by Sharon Gannon |
October, 2010

Valmiki is the author of the epic story, The Ramayana. But before he was a best selling author, he was a thief and, as legend has it, a very good one. Once, as he was about to steal a gold pot from the home of a yogi, the yogi appeared. The yogi did not stop Valmiki from taking the gold pot, but instead asked him why he was a thief. When Valmiki explained that stealing was his profession and that his family depended on him to bring home something that could be sold to provide for them, the yogi observed that Valmiki’s family must love and appreciate him for what he does for them. Valmiki proudly agreed and bragged about how risky and difficult his work was. But on his way home, Valmiki pondered the conversation with the yogi, perplexed that the yogi allowed him to take the gold pot without any apparent distress. By the time he got home and his wife and children asked what he had brought them, he was unable to give them the gold pot and instead lied, saying he was empty-handed. His wife berated him, complaining bitterly that now they would have nothing to eat. Hearing the yogi’s words in his head, Valmiki asked his wife if she loved him. When she mocked the idea of love and called him worthless for not providing for her and the children, Valmiki sadly left his home, walked back to the yogi and asked the yogi to teach him detachment.

The yogi taught him to meditate and told him to practice until he came to the supreme realization where all questions and answers would dissolve. With faith in his teacher, Valmiki sat down. He sat for hours, then days, which evolved into hundreds, perhaps thousands, of years. Ants came and built their home over his sitting body, hence his name Valmiki, which means “anthill.” During the many years that he sat, much went on in the world outside him, including the entire story of Ram, Sita, Lakshman, Ravana and Hanuman. At the end of the story, after the hero Ram, with the help of Hanuman, defeated the demon Ravana and regained his beloved Sita, Ram’s subjects, suspicious of Sita’s faithfulness, forced him to banish Sita to the forest. Unbeknownst to Ram, Sita was pregnant. Overcome by grief, loneliness and despair, she knelt by a river next to an anthill, crying and distraught, intending to kill herself.

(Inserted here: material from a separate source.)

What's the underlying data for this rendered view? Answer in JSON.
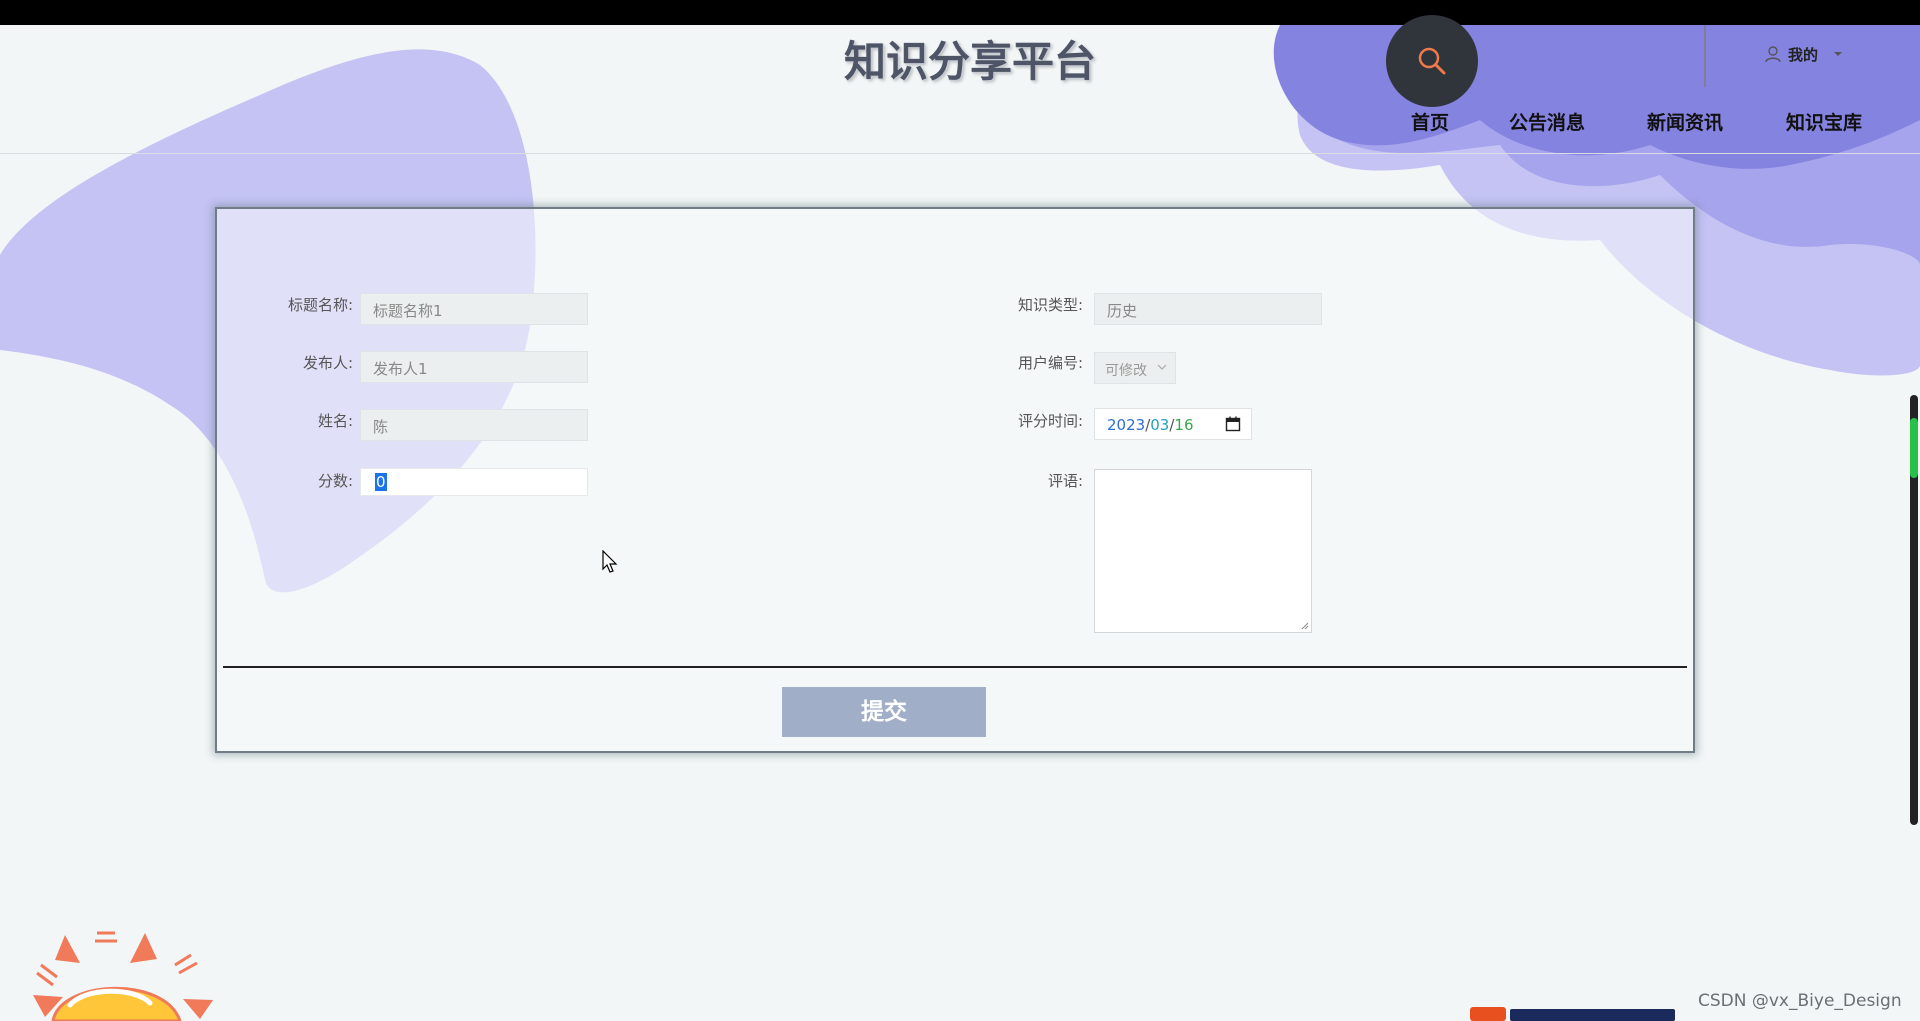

From deep inside the anthill, Valmiki heard the tears of Sita and was touched. He was unable to remain stoic in his meditation and ignore her suffering. The walls of the large ant hill began to crumble and fall away, revealing the sage Valmiki, who asked Sita why she was so distraught and offered to be of service to her. Sita found a friend and confidant in Valmiki and recounted to him her story. Valmiki wrote it all down, and this became known as The Ramayana. Valmiki did not return to his sadhana, but instead found a new life looking after the pregnant Sita, and after she gave birth to twins boys, caring for them all. He carefully taught the boys to recite the Ramayana so they would know of their royal lineage and the epic adventures of their parents.

When the suffering of another is made known to a yogi, he or she cannot ignore it. Even the determination to practice until the goal of enlightenment is reached is interrupted by compassion. The yogi lives a life of service in order to liberate all from suffering. This is a noble sadhana. This is karma yoga. The best way to uplift our own lives is to do all we can to uplift the lives of others.

We might ask after hearing this story why Valmiki could be moved by compassion for Sita’s suffering, but run away from the suffering of his wife and family. Why couldn’t Valmiki stay and serve his family who needed him? The answer lies in the fact that it was only through sadhana-consistent, steady practice-that Valmiki’s mind and heart were purified and brought to a crystal-clear state of unwavering steadiness (sthira) through which he was able to perceive the suffering of Sita and respond to it. When he was still living with his wife, he had not yet developed the skills to overcome his ignorance.

True service can only be performed when the mind is free from the expectation of reward. This perfection of action arises over time after our karmas are resolved. Until then, we act out of unconscious habit according to past conditioning. When our actions are motivated from a place of calmness and equanimity, when we remember to offer all actions up to the Divine, then we remember that God is the ultimate doer working through us and that we are no different than that ultimate doer. Atmajnana, knowledge of the indwelling Self, is revealed as the Divine.

The story of Valmiki is a classic story similar to the story of Arjuna in the Bhagavad Gita. The hero starts out as a “normal individual” bound by his past karmas-like us all, a victim of the five kleshas (afflictions) of avidya (ignorance), asmita (ego attachment), raga (hankering after enjoyment), dvesha (aversion to pain and discomfort) and abhinivesha (fear of death). He experiences a calamity, which causes him to introspect; he seeks advice from a competent guru, who gives him teachings and a practice; he practices; and through his sadhana, his past karmas are purified, and wisdom arises-the hero is transformed into a jivanmukta – an enlightened being able to be of service to others.